**WHAT THE TASK ASKS**
Each line of the records below that holds "icon" should be copied out.

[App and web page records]
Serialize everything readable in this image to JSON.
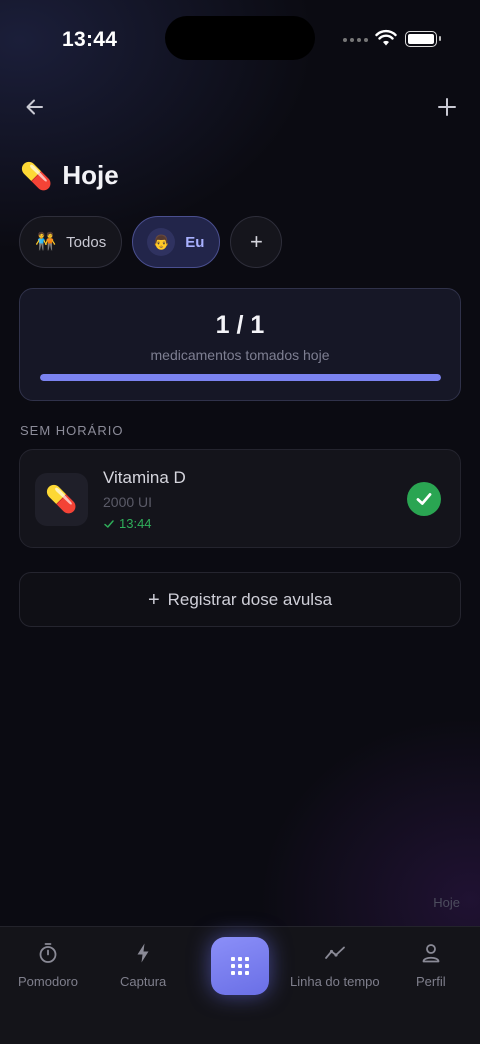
{
  "status_bar": {
    "time": "13:44"
  },
  "header": {
    "title": "Hoje",
    "title_emoji": "💊",
    "back_icon": "arrow-left-icon",
    "add_icon": "plus-icon"
  },
  "filters": [
    {
      "label": "Todos",
      "emoji": "🧑‍🤝‍🧑",
      "active": false
    },
    {
      "label": "Eu",
      "emoji": "👨",
      "active": true
    },
    {
      "label": "+",
      "active": false
    }
  ],
  "progress": {
    "value_text": "1 / 1",
    "label": "medicamentos tomados hoje",
    "fraction": 1.0
  },
  "section": {
    "label": "SEM HORÁRIO"
  },
  "medication": {
    "emoji": "💊",
    "name": "Vitamina D",
    "dose": "2000 UI",
    "taken_time": "13:44",
    "taken": true
  },
  "dose_button": {
    "label": "Registrar dose avulsa"
  },
  "corner_label": "Hoje",
  "tabbar": {
    "tabs": [
      {
        "label": "Pomodoro",
        "icon": "stopwatch-icon"
      },
      {
        "label": "Captura",
        "icon": "lightning-icon"
      },
      {
        "label": "Linha do tempo",
        "icon": "timeline-icon"
      },
      {
        "label": "Perfil",
        "icon": "person-icon"
      }
    ],
    "center_icon": "grid-icon"
  },
  "colors": {
    "accent": "#7b83f0",
    "success": "#2aa552",
    "background": "#0b0b12"
  }
}
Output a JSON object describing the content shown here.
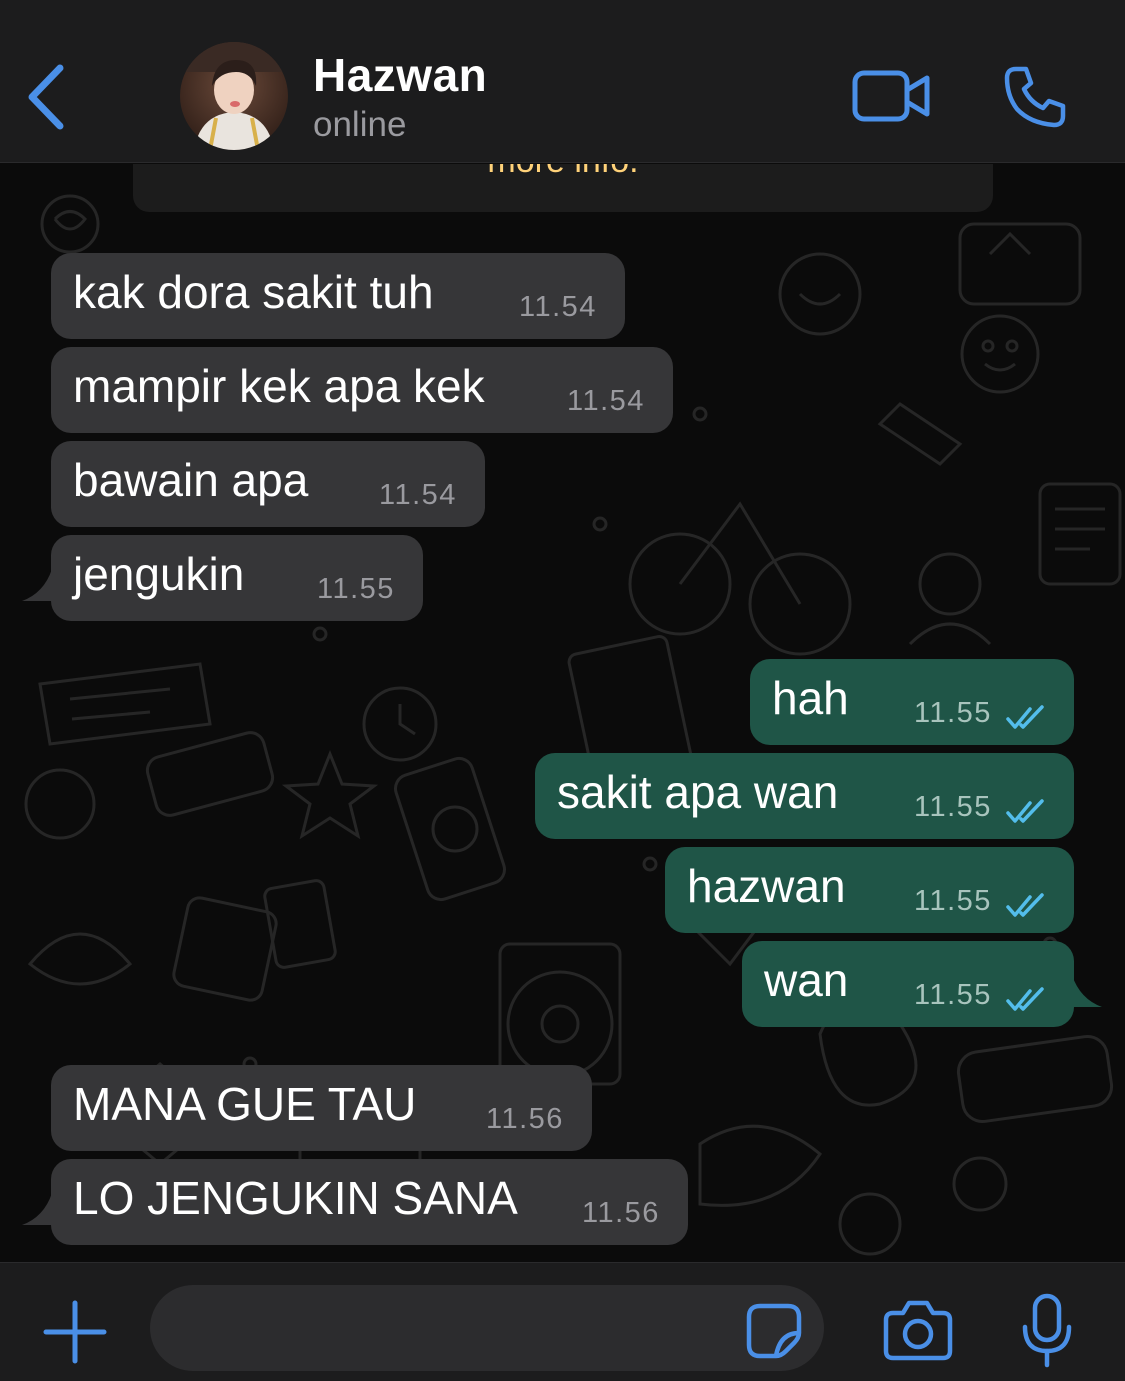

**SOLUTION FOR THIS EXERCISE**
    "back_icon": "arrow-left-icon",
    "add_icon": "plus-icon"
        "icon": "stopwatch-icon"
        "icon": "lightning-icon"
        "icon": "timeline-icon"
        "icon": "person-icon"
    "center_icon": "grid-icon"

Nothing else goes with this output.